◆ **Prompt**
Every entry must be printed again exactly, with nothing left out.

┌──

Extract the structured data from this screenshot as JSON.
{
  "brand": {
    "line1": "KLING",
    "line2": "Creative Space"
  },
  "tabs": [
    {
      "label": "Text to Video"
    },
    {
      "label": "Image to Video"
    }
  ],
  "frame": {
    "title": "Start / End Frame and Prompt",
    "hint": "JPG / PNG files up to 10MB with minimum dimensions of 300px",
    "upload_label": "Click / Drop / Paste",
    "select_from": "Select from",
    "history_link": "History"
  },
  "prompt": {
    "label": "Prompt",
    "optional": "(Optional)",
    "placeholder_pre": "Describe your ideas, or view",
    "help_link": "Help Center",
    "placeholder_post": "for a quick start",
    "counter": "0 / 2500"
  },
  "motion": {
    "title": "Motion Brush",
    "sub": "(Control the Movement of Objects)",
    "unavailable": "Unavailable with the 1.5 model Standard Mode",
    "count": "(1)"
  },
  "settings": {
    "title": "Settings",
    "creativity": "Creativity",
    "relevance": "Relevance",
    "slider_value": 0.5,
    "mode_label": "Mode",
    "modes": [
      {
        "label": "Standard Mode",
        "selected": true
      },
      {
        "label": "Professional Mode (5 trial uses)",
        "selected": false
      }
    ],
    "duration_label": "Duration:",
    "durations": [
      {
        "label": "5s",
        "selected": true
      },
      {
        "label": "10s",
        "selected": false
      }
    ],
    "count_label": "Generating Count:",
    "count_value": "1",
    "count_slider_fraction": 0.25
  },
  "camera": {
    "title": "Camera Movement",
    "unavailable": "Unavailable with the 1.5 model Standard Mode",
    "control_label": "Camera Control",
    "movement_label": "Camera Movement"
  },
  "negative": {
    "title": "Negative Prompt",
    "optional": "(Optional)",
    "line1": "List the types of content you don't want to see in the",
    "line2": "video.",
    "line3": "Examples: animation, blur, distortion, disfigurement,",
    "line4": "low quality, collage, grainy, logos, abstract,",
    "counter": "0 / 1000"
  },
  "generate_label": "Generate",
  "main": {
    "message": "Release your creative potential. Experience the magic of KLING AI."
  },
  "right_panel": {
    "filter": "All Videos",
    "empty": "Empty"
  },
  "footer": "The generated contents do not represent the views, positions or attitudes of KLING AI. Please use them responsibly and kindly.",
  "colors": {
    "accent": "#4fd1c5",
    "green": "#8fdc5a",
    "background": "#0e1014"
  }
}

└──

◆ **Finished exercise**
Extract the structured data from this screenshot as JSON.
{
  "brand": {
    "line1": "KLING",
    "line2": "Creative Space"
  },
  "tabs": [
    {
      "label": "Text to Video"
    },
    {
      "label": "Image to Video"
    }
  ],
  "frame": {
    "title": "Start / End Frame and Prompt",
    "hint": "JPG / PNG files up to 10MB with minimum dimensions of 300px",
    "upload_label": "Click / Drop / Paste",
    "select_from": "Select from",
    "history_link": "History"
  },
  "prompt": {
    "label": "Prompt",
    "optional": "(Optional)",
    "placeholder_pre": "Describe your ideas, or view",
    "help_link": "Help Center",
    "placeholder_post": "for a quick start",
    "counter": "0 / 2500"
  },
  "motion": {
    "title": "Motion Brush",
    "sub": "(Control the Movement of Objects)",
    "unavailable": "Unavailable with the 1.5 model Standard Mode",
    "count": "(1)"
  },
  "settings": {
    "title": "Settings",
    "creativity": "Creativity",
    "relevance": "Relevance",
    "slider_value": 0.5,
    "mode_label": "Mode",
    "modes": [
      {
        "label": "Standard Mode",
        "selected": true
      },
      {
        "label": "Professional Mode (5 trial uses)",
        "selected": false
      }
    ],
    "duration_label": "Duration:",
    "durations": [
      {
        "label": "5s",
        "selected": true
      },
      {
        "label": "10s",
        "selected": false
      }
    ],
    "count_label": "Generating Count:",
    "count_value": "1",
    "count_slider_fraction": 0.25
  },
  "camera": {
    "title": "Camera Movement",
    "unavailable": "Unavailable with the 1.5 model Standard Mode",
    "control_label": "Camera Control",
    "movement_label": "Camera Movement"
  },
  "negative": {
    "title": "Negative Prompt",
    "optional": "(Optional)",
    "line1": "List the types of content you don't want to see in the",
    "line2": "video.",
    "line3": "Examples: animation, blur, distortion, disfigurement,",
    "line4": "low quality, collage, grainy, logos, abstract,",
    "counter": "0 / 1000"
  },
  "generate_label": "Generate",
  "main": {
    "message": "Release your creative potential. Experience the magic of KLING AI."
  },
  "right_panel": {
    "filter": "All Videos",
    "empty": "Empty"
  },
  "footer": "The generated contents do not represent the views, positions or attitudes of KLING AI. Please use them responsibly and kindly.",
  "colors": {
    "accent": "#4fd1c5",
    "green": "#8fdc5a",
    "background": "#0e1014"
  }
}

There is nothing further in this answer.